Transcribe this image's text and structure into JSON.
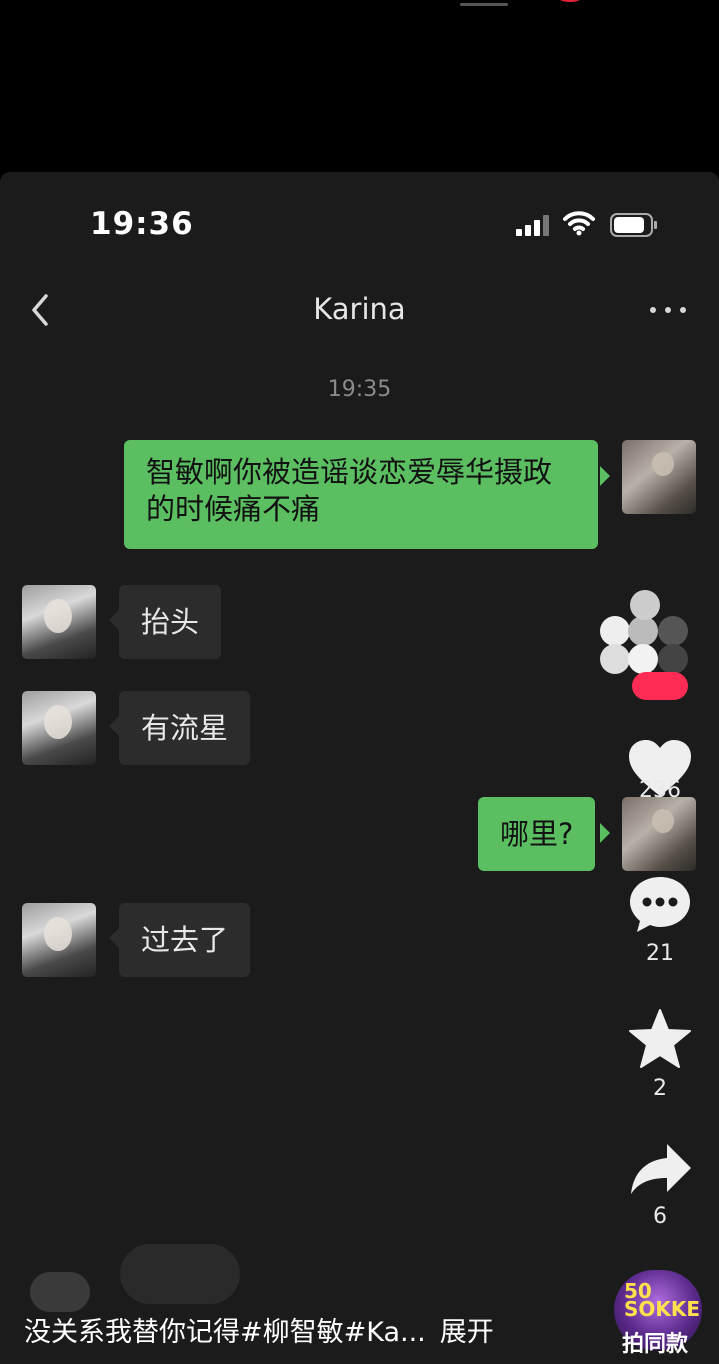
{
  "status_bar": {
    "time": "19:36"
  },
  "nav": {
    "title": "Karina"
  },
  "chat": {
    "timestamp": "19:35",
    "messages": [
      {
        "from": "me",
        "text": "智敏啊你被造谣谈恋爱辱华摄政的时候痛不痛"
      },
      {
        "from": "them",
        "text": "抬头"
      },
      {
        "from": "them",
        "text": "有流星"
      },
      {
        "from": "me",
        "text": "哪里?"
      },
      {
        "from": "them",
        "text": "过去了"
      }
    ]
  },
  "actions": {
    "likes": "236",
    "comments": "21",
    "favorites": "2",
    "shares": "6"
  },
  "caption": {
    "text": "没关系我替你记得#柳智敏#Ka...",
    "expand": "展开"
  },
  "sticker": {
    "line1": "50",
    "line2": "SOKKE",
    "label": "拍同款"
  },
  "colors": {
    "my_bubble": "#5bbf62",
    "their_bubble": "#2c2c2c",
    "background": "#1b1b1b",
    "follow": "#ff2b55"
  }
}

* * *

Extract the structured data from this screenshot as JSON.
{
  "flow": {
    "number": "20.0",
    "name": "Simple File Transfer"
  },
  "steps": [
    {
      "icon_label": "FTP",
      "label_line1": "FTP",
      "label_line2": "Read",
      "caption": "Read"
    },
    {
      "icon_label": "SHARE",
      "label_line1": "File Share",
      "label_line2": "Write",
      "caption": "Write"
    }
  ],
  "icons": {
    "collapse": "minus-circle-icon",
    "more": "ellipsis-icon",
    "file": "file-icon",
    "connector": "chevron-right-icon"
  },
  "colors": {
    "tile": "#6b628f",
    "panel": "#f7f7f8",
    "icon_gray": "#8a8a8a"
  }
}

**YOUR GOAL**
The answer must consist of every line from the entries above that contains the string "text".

**RESULT OF THIS EXERCISE**
Transcribe this image's text and structure into JSON.
        "text": "智敏啊你被造谣谈恋爱辱华摄政的时候痛不痛"
        "text": "抬头"
        "text": "有流星"
        "text": "哪里?"
        "text": "过去了"
    "text": "没关系我替你记得#柳智敏#Ka...",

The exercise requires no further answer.